M&A Activity: 2015 saw Dean Drako, former founder of Barracuda and CEO of Eagle Eye Networks, make another bet on security by buying Brivo, purveyor of cloud-based access control. Recall that Michael Dell helped back Drako on Eagle Eye. Many security practitioners have still not bought into the cloud, due to concerns about security and resilience, but the industry will continue to chip away at these feelings. My candidate for most interesting acquisition of this past year is Canon’s purchase of Axis Communications. Thus far, it’s been hands-off and business as usual at Axis, which I believe is the smart thing to do. How will it play downstream with Milestone in the mix and who will be calling those shots? Stay tuned.

Looking Ahead

Looking ahead at 2016, we can expect all of those things I have mentioned to continue and evolve, but what new things can we expect?

Embedded Cyber Security: I believe we will see more embedded cyber features in security products such as integrated client device authentication and advanced encryption technology. Many vendors already have significant embedded security features that are not being used, arguing for more user education on existing features rather than more features.

Biometric Identification: Multi-factor authentication employing biometrics is going to explode, driven by the heightened awareness of authentication in the consumer market — driven in part by credit card chip technology and the availability of a range of good biometric technology choices. Common biometric credentials for both physical and logical access will become more the norm.

Wireless: Wireless communications will become even more mainstream, particularly in situations that are budget-challenged. Wireless locks and access control components, video and intrusion systems can all expect to see a steady rise in their use.

Video Innovation: Expect continuing video advances in panoramic camera imaging, software and integration. This is megapixel technology on steroids that can reduce the number of deployed devices, while offering an expanded range of user viewing options. Advanced software increases the usability and value of these systems. We will see the first hints of H.265 — possibly coming out of Asia and certainly with DVR/NVRs. The real action in cameras won’t happen until 2017, when I expect to see some very fine 4K cameras to go along with all those new 4K displays. Look for 8K to start creeping into the conversation as well. FLIR is committed to pushing thermal into security’s forefront, and its acquisition of DVTel will help. Lower-cost imagers and integration with visible technology will make this an area to watch.

Data Management: As networks proliferate and the NIST Cyber Security framework takes hold, expect to see the need for Asset Data Management Systems (ADMS) to enable users and integrators to better track and manage their security networks assets.

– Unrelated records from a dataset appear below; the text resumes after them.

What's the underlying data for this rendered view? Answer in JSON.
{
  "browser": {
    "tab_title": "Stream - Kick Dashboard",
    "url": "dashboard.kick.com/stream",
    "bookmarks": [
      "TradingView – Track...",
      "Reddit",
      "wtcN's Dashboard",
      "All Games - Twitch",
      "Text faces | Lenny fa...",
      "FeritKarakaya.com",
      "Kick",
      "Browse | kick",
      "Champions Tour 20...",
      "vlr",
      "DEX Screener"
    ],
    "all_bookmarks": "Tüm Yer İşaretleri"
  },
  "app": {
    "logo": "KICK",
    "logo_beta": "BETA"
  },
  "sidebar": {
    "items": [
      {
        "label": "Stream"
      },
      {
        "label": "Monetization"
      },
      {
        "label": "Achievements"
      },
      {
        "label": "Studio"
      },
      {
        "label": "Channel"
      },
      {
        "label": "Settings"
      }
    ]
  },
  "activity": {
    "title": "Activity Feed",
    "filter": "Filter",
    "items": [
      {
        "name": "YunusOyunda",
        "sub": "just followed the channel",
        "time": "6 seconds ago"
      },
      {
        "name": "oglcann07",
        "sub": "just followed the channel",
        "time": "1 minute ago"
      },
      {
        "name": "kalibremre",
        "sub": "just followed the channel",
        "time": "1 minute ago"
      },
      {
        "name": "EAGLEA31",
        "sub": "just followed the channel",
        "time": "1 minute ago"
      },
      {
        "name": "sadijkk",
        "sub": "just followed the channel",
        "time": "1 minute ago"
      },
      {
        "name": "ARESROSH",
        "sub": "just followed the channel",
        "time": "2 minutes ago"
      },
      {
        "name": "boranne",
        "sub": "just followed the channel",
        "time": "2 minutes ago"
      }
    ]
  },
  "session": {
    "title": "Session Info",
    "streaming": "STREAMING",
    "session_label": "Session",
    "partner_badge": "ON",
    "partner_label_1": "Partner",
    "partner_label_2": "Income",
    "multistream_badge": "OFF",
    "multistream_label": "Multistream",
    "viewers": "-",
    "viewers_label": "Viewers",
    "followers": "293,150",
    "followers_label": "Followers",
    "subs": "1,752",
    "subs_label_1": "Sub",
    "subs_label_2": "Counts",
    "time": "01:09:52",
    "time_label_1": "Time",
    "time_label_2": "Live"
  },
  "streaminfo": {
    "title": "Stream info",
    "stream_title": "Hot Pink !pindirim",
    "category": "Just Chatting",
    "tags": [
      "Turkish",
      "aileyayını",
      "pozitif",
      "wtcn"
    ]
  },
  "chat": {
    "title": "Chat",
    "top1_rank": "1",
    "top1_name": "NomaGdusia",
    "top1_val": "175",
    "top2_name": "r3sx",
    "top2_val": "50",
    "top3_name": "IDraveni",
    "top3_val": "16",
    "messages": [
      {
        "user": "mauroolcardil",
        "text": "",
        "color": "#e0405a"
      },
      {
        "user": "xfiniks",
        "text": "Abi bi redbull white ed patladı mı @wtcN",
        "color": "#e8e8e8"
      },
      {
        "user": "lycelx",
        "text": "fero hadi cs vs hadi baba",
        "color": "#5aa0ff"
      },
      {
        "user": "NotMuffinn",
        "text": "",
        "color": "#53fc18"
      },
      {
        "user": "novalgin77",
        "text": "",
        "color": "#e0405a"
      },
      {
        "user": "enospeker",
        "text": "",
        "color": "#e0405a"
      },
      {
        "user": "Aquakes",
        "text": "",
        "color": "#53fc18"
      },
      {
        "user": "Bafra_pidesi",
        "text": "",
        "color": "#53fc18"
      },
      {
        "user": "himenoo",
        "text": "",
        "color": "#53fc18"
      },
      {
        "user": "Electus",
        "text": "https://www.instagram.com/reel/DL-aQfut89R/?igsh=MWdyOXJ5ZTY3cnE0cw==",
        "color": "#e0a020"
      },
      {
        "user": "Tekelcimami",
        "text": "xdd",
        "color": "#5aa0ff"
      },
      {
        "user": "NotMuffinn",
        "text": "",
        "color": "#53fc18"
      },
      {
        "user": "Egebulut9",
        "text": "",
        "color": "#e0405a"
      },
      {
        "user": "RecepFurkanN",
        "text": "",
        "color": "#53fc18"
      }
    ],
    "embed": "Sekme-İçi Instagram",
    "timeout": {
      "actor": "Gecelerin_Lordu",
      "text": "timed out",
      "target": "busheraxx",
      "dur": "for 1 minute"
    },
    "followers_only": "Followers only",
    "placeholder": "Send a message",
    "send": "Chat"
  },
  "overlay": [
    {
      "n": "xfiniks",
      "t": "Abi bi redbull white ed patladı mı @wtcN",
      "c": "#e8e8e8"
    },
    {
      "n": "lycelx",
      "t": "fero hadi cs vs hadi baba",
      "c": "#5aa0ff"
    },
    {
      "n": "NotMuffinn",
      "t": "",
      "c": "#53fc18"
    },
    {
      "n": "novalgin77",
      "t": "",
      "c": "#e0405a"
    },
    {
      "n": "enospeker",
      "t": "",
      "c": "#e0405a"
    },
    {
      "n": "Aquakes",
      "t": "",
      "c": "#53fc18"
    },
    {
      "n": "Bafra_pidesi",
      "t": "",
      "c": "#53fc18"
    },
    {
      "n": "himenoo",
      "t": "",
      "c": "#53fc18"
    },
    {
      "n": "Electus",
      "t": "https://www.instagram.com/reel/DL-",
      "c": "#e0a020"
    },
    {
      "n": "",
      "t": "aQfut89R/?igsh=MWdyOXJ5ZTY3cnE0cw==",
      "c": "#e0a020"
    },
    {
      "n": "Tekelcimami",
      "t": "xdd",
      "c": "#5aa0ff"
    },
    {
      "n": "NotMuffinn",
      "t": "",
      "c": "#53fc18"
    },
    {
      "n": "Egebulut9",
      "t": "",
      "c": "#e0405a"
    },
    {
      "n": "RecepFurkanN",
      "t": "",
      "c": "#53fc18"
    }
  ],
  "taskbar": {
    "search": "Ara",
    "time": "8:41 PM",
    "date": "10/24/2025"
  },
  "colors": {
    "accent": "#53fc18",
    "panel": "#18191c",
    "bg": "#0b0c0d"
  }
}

This is another cloud-based opportunity for integrators to expand their service offerings.

Better Specification: Finally, I hope to see better, more complete security specifications being written, due to the heightened awareness of specifiers in our industry, better guidelines for specification writing, and more effective engagement by manufacturers with security consultants and engineers.

Ray Coulombe is Founder and Managing Director of SecuritySpecifiers and Reach him at [email protected], through LinkedIn at or on Twitter, @RayCoulombe.